This crops up in "Memoriam" as well, the scene with the prostitute. Rossi's shocked that Reid gives her money; Reid, meanwhile, has been having a perfectly pleasant conversation with her. Rossi sees her as a whore. Reid sees her as a person.
Ahem. Sorry. Morgan is photographing toys.
Prentiss and Reid and Hotch and Garcia and Morgan crack the case!
And Reid, in the grip of his genius, is a force of nature. Fierce and so totally pwned by his brain. "I know where to find them." (Reidalanche!) ("I was right," remember? His entire existence is focused on solving the problem. Another brilliant bit of characterization.)
"It's called the golden ratio." Reid TMI, drink. (I also like Reid explaining his train of thought, and nobody cares.)
This is all clever as hell, and I don't really buy it on a fantasy/reality level. I can buy Dave's stalker. But the mystery plotline is a little too... pat to work well for me.
This is reminiscent of "Lessons Learned," isn't it? Except I don't feel like the script really plays fair with the magic trick this time. ("Magic time!" Drink.)
"Because they're human."
"Man, wise wise. Hubris. Arrogance."
"Just like me." Drink.
"You lose." Drink.
Too much exposition. I think this is really where the episode breaks down for me. I think the thematic signals get a little mixed. "Where is the pity?" On a narrative level, everything is setting up Rossi to continue questioning his assumptions--but it doesn't quite work out this way.
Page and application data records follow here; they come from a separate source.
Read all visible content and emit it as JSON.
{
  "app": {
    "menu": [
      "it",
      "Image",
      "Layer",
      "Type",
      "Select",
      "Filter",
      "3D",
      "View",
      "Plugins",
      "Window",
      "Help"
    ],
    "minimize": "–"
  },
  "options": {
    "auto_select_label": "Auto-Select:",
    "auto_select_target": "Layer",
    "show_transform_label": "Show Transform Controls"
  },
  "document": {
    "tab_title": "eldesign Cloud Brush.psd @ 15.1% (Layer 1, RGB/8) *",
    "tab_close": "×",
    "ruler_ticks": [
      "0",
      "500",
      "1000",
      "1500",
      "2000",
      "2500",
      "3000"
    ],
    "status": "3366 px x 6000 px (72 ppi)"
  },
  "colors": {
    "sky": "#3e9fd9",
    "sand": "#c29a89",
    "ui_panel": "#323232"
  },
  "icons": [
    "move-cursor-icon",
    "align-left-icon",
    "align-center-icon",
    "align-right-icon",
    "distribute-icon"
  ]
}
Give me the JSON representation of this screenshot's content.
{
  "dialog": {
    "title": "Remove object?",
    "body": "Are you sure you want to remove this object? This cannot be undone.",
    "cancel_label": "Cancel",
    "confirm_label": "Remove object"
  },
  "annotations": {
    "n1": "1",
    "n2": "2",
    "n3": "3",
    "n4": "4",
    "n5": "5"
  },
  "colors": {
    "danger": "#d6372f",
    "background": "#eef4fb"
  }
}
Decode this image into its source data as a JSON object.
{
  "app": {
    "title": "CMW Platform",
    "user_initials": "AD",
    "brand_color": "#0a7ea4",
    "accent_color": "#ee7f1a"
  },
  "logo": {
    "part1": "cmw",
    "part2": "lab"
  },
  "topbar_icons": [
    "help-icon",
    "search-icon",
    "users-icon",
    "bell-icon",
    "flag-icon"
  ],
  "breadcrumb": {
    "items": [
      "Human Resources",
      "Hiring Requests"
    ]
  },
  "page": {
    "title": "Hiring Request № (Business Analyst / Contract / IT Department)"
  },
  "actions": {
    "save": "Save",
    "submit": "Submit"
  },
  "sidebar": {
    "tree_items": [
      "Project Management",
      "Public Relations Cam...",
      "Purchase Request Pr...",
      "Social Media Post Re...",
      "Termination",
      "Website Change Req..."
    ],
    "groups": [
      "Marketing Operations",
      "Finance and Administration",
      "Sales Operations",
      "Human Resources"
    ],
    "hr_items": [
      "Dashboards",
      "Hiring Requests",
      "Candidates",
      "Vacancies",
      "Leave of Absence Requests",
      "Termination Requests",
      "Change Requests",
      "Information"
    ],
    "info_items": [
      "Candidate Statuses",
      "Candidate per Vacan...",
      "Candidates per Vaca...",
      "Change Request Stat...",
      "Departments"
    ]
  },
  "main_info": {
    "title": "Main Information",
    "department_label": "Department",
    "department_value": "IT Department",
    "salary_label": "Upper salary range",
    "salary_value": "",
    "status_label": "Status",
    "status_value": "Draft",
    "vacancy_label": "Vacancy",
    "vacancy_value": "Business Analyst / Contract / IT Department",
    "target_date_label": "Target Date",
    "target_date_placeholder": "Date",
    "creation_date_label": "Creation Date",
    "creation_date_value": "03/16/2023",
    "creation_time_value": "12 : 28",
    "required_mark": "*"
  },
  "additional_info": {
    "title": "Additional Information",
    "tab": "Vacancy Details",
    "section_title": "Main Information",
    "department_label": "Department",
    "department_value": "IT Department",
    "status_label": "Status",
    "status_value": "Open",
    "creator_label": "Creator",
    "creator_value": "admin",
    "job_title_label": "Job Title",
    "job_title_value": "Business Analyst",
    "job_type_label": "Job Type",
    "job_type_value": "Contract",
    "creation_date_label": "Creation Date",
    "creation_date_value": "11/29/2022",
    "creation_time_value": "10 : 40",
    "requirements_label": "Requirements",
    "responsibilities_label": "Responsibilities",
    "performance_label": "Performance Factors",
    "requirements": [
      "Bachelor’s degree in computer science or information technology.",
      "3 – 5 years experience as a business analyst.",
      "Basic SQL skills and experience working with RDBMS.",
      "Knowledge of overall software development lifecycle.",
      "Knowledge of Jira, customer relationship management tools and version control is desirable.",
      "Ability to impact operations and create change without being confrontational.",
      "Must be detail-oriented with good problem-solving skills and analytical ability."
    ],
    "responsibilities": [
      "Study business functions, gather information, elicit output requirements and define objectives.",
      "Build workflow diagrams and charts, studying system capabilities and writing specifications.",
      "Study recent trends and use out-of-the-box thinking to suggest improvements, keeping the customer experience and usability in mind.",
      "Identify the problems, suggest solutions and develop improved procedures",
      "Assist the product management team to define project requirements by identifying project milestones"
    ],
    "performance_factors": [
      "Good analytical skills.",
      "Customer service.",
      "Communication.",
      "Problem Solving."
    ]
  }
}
Rather, we get Rossi gloating over the presumed eventual death of the UNSUB, entirely unenlightened by the psychodrama we've just staged on his behalf. We get an UNSUB who is committed to this idea of nature as the root of evil, in contravention of Rossi's beliefs....
It's the end there that throws me, Rossi's ugly delight in his victory. Are we supposed to be looking at the setup for the next act in The Redemption of David Rossi, or did my show get crosswired with CSI: Miami there for a second? "You were right. You were right about everything."
The incredibly ironic use of the Martin Luther King Jr. quote makes me suspect this may be going somewhere eventually, but right now it feels like it's gotten itself tangled.
On the other hand, a flawed ep of Criminal Minds still has a lot to offer. And if this is setup for some eventual enlightenment on Rossi's part....
Again, we get the "They don't always end this well, do they?" Which makes me wonder if we are being set up for a fall again. Things Have Been Going Awfully Well lately.
Todd begins running Morgan's life, and Reid looks on and smirks. This is the most fun he's had in months. Meanwhile, Prentiss looks dubiously after Todd and Morgan as they retreat.